Dataset rows describing interfaces:
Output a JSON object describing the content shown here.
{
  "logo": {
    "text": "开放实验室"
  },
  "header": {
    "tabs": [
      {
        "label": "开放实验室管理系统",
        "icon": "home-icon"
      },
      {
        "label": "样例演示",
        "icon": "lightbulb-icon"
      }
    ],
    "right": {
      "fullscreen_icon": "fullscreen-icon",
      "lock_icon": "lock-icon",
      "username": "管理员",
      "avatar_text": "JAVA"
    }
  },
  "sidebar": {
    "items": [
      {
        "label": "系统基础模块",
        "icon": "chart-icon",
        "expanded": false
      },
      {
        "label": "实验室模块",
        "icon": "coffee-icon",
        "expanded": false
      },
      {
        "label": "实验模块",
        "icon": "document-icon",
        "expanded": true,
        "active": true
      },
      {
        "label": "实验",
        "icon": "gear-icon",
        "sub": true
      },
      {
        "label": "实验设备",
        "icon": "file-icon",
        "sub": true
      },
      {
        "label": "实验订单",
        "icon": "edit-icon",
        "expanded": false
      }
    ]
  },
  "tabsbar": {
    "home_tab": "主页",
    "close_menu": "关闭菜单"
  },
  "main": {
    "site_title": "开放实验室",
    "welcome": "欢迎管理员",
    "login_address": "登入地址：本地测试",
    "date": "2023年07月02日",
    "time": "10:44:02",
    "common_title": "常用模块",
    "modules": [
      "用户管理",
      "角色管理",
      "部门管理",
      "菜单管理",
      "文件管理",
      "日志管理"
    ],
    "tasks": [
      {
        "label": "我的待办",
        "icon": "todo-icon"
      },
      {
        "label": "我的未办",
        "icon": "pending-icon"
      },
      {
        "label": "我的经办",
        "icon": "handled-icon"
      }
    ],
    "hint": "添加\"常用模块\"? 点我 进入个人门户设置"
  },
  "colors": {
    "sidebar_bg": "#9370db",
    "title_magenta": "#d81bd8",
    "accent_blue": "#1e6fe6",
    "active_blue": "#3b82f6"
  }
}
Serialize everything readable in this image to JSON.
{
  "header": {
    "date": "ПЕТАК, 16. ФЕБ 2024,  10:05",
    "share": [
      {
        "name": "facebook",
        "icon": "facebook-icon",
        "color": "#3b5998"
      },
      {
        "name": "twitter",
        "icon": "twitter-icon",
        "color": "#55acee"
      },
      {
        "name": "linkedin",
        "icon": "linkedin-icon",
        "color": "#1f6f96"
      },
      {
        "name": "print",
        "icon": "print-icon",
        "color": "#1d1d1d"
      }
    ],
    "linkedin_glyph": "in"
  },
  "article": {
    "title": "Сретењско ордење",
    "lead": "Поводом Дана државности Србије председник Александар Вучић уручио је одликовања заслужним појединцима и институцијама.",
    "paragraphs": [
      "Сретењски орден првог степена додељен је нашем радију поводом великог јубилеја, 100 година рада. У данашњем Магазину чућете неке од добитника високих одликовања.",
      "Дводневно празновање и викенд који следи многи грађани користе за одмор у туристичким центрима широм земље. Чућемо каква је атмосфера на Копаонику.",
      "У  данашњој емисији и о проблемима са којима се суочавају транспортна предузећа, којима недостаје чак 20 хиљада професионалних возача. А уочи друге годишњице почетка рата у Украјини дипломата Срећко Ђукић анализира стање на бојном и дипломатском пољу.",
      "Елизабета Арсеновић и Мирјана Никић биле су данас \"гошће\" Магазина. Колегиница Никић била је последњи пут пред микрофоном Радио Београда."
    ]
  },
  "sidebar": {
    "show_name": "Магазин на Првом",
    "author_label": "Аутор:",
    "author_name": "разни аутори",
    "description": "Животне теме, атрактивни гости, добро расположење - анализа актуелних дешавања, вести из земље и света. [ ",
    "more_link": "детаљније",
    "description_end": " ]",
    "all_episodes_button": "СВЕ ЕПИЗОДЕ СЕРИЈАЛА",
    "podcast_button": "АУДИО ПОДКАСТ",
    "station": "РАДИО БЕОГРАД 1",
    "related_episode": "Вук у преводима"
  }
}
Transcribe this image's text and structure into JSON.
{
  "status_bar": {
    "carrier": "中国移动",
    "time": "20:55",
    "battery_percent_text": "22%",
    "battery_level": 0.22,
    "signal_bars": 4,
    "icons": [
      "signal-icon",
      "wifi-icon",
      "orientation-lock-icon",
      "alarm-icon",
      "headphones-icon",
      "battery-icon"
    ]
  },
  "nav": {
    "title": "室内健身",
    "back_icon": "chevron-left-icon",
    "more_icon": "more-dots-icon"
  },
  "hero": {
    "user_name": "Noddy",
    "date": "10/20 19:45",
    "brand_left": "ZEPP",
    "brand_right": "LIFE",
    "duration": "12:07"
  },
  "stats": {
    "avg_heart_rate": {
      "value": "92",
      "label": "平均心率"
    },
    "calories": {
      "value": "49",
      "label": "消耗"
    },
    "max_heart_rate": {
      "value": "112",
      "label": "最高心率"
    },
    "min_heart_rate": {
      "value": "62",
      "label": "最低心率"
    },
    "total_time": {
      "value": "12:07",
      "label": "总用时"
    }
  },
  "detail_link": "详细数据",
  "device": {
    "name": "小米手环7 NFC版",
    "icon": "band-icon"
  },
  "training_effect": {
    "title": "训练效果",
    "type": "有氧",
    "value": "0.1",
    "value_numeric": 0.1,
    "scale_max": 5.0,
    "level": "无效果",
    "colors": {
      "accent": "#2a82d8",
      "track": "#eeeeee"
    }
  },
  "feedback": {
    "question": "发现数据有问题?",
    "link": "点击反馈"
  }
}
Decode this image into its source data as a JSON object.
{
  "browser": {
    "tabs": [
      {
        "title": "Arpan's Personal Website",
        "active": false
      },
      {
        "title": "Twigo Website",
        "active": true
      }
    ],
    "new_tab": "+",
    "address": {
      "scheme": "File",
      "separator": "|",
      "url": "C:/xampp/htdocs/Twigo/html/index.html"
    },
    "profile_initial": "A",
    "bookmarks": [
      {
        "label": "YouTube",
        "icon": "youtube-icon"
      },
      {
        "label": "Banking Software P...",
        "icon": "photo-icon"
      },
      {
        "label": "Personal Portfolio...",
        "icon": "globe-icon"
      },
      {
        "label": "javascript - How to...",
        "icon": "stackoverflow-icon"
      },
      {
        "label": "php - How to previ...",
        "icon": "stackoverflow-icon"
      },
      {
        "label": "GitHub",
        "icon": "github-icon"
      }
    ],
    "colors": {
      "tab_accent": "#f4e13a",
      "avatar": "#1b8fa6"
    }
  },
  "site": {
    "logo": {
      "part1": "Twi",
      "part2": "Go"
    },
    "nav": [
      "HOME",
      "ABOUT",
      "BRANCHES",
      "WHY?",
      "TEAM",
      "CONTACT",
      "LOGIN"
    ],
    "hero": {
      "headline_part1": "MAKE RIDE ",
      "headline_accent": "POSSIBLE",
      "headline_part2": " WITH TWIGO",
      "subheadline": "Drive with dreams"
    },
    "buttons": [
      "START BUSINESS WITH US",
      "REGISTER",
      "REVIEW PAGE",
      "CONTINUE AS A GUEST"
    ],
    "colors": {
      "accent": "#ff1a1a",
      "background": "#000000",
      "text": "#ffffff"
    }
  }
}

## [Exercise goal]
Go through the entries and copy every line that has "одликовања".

## [Finished task]
    "lead": "Поводом Дана државности Србије председник Александар Вучић уручио је одликовања заслужним појединцима и институцијама.",
      "Сретењски орден првог степена додељен је нашем радију поводом великог јубилеја, 100 година рада. У данашњем Магазину чућете неке од добитника високих одликовања.",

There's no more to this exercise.